What you need to do |
Return a copy of every line in the data below that contains "title".

Data supplied |
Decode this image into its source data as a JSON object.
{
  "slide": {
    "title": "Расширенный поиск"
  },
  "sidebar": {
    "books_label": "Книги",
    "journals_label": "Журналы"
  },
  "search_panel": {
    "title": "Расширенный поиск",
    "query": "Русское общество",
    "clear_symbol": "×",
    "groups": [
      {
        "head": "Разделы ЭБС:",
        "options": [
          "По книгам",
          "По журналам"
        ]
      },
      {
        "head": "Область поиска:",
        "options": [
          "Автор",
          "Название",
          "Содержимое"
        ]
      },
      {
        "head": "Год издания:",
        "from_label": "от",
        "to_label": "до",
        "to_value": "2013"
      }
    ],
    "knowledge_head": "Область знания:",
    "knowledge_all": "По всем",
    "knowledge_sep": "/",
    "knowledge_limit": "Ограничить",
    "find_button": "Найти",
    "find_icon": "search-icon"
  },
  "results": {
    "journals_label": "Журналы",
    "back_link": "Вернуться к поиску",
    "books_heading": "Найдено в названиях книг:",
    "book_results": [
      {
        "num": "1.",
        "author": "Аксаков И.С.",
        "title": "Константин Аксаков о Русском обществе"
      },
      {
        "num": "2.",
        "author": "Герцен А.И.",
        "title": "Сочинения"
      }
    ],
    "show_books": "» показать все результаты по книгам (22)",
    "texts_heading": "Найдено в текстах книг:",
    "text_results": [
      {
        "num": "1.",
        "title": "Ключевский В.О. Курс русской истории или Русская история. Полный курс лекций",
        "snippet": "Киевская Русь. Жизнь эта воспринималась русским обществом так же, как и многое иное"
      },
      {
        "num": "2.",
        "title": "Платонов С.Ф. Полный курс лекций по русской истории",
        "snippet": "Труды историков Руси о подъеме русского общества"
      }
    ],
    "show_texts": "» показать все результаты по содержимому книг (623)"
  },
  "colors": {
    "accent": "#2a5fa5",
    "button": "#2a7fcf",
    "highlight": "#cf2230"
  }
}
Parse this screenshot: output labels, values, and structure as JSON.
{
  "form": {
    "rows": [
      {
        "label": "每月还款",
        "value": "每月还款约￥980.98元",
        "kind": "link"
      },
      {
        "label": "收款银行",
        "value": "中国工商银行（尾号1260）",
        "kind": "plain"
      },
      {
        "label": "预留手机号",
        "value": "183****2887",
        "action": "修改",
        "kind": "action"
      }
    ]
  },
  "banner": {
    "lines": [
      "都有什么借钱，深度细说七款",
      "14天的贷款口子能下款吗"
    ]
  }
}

Response to this exercise |
    "title": "Расширенный поиск"
    "title": "Расширенный поиск",
        "title": "Константин Аксаков о Русском обществе"
        "title": "Сочинения"
        "title": "Ключевский В.О. Курс русской истории или Русская история. Полный курс лекций",
        "title": "Платонов С.Ф. Полный курс лекций по русской истории",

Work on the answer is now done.